A capture card converts the video from your camera’s HDMI output into something the computer is capable of reading in real time and sends it out via USB. In this setup, any HDMI source can be the input, from a camera to a game console, and the output can be used however you’d like, from videoconferencing to livestreaming and recording.
A USB capture card is a small device that plugs into the USB port to convert that signal. The quality of the video that your computer receives is limited by the USB capture card (and your camera). If you have a camera that can shoot 4K video but uses a 1080p capture card, the best streaming quality you’ll get is 1080p.
There are a number of different capture cards from different brands. Some of the top-ranked capture cards include:
A more advanced solution is a livestream switcher, which allows you to plug in multiple cameras (or other HDMI devices) to switch between different views. The Blackmagic Design ATEM Mini is a highly ranked option that doesn’t cost much more than some basic capture cards.
Once you have your USB capture card plugged into your computer, connect your camera using an HDMI cable. Depending on the capture card you purchased, you may need to install software or a driver — follow the instructions that come with the capture card.
The next step is to make sure your camera is outputting a “clean” signal. Otherwise, you’ll stream everything you see on the camera screen, including the user interface overlays, like exposure settings and focus indicators. Each camera’s menu settings will be different, but look for an option for “output display” or “HDMI info display.” Consult your camera’s user manual if you can’t find those settings.
Note that while clean HDMI output has become a more popular feature, it is still not found on every camera and is typically reserved for higher-end models.
Next, set your focus. If your camera has face-detection autofocus (or, better, eye detection), this is a great feature to turn on as it will take all of the guesswork out of focusing.

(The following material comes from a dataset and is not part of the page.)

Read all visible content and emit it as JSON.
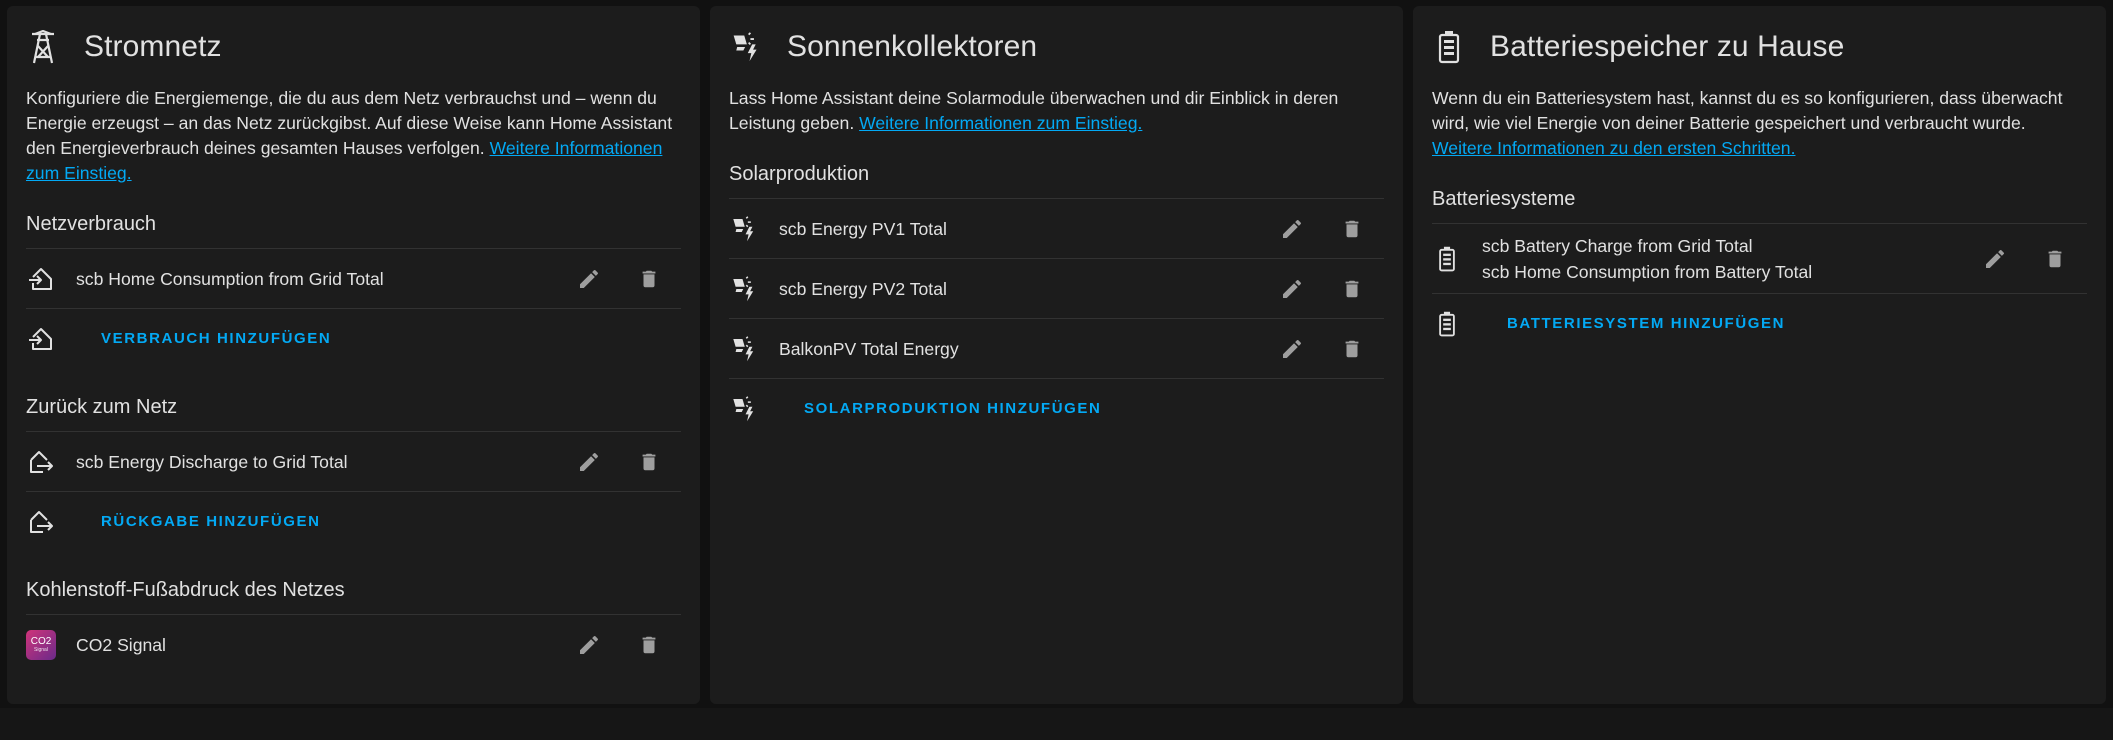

If your camera doesn’t have this feature, you can use standard continuous autofocus (C-AF), although this may not be reliable. You can also manually preset the focus, but you’ll need to make sure you don’t move during the video.
Finally, tell the video chat platform that you want to use a camera besides the built-in webcam by going to the settings and switching to the camera you connected. (Here’s how to change the camera in Zoom and Skype).
Option 2: Software
Some software programs can grab the video feed from a camera that’s plugged directly into the USB port without bothering with HDMI at all. These software solutions are less universal than video cards, however. Canon has a beta program to plug-and-play a camera as a webcam, but, of course, it only works for Canon cameras.
SparkoCam is a Windows program that allows Canon and Nikon DSLRs to work webcams without any special hardware (check for full compatibility with your camera first). The program is free to try but starts at $50 to get the software’s large watermark removed from the video. Unfortunately, it isn’t available for Mac.
There are also some free hacks to get a camera to work as a webcam without a capture card, although the setup isn’t the most seamless.
Just like the hardware method, you’ll need to tell the video chat program that you are using a camera other than the built-in webcam. The camera also won’t provide the audio, so you’ll need to use the computer’s built-in mic or an external mic.
Other accessories you may need
Since you probably can’t mount your camera directly to your monitor without, well, blocking it, you’re going to need some kind of tripod. For videoconferencing, a compact tabletop tripod is probably the best way to go. We’re fans of the Joby GorillaPod series and the Manfrotto Pixi, both of which you’ll find listed among our picks for the best tripods.
And while you’re upgrading your video quality, it’s probably a good time to take a look at your audio quality, too. Adding an external USB microphone to your computer is a surefire way to improve the sound of your voice. For some inspiration, see how Digital Trends Producer Dan Baker set up his home office for live-streaming.